Oxygen Tank Use in the Summertime
While your oxygen tanks can help you enjoy some outdoor fun and summer activities with friends and family, please ensure that you are keeping them safe from extreme heat, humidity, and water.
The high temperatures that summer brings can be hard on oxygen tanks and oxygen concentrators. It’s important to ensure that oxygen tanks are kept in a cool place and that your oxygen concentrator can operate effectively in your home. Please check the manufacturer’s manuals which outline operating conditions, specifically the temperatures these units can withstand.
Plan outdoor activities when the weather is best suited to use your oxygen tanks and avoid strenuous activity when it’s very hot out. It’s a good idea to stay indoors during the hottest days and avoid mid-day outdoor activities. When you and your patient are outside, try to find a shaded area for relief for you and the oxygen tanks as often as possible, and don’t forget to drink plenty of liquids, preferably water or whatever the doctor has ordered for the patient.

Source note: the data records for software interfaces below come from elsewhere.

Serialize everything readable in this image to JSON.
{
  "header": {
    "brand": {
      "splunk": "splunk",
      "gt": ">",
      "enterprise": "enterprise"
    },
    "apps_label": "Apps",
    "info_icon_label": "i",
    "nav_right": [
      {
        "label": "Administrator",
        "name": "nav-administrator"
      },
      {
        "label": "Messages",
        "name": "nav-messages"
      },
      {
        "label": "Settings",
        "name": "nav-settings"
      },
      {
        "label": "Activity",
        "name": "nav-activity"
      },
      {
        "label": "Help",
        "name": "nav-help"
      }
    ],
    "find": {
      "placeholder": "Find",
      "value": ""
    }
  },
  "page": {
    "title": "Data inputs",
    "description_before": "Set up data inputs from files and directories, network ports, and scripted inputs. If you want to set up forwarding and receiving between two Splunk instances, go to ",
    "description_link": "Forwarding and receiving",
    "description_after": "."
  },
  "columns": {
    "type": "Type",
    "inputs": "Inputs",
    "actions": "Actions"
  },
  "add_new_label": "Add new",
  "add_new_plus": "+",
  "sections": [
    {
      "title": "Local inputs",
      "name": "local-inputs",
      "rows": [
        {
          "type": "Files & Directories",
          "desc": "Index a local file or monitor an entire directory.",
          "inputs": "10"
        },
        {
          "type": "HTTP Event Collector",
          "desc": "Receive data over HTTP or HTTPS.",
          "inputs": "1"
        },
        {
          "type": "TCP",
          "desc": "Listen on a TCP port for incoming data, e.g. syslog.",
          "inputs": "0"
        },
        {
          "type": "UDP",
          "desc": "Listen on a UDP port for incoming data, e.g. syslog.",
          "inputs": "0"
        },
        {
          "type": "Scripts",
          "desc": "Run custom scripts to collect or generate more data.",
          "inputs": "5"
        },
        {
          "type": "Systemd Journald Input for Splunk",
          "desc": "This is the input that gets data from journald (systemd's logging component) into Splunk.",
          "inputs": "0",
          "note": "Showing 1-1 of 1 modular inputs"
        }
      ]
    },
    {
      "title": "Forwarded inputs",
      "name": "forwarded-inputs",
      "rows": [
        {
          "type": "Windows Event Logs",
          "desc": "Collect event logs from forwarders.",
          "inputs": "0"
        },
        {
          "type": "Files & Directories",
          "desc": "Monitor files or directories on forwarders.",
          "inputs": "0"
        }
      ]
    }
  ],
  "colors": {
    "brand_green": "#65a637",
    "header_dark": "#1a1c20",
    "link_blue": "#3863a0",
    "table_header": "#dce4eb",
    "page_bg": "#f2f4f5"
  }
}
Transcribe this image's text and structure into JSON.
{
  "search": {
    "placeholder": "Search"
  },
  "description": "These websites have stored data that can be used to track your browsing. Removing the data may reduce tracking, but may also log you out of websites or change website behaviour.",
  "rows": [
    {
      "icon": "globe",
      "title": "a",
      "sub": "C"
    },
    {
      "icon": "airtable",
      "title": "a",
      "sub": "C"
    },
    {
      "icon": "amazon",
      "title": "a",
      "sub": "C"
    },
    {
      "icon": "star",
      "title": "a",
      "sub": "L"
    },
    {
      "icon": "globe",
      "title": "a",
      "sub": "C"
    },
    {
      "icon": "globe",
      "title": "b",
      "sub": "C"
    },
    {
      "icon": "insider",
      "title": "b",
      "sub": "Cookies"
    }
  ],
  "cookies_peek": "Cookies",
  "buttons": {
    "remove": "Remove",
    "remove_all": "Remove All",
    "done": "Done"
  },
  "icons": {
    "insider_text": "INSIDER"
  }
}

Homes with patients who use oxygen but don’t have air-conditioning should consider visiting an air-conditioned location such as a library or movie theater to prevent overheating.
Storing your oxygen tanks is something that is often not discussed much, especially during June through August when the temperatures tend to be at their highest. Leaving oxygen tanks in a locked car can cause severe damage very quickly, as temperatures can exceed 100°F in just an hour and can continue to rise even if the outside temperature is only 75°. You should also never leave your oxygen tanks in a garage, attic or basement/crawl space as temperatures can get very hot in enclosed spaces. Make sure that you store your oxygen tanks in a living space of your home, like a room or closet that is kept at the same temperature as the rest of the house.
There are some activities in the summer can be dangerous for those who use oxygen tanks, such as sitting around a campfire or celebrating a holiday with sparklers. It is extremely dangerous for someone to use oxygen in the presence of an open flame, so it is important that the oxygen tanks and the person using it are at a safe distance away while it is in use - at least 8–10 feet away from a heat source.
Oxygen tanks are not be submerged in water and it’s important to make sure that the tanks stay as dry as possible. If you are bringing your oxygen tanks to the beach or pool, make sure that they are safely protected from extreme heat, sand and water. If the tanks get damaged by water, they may be irreparable.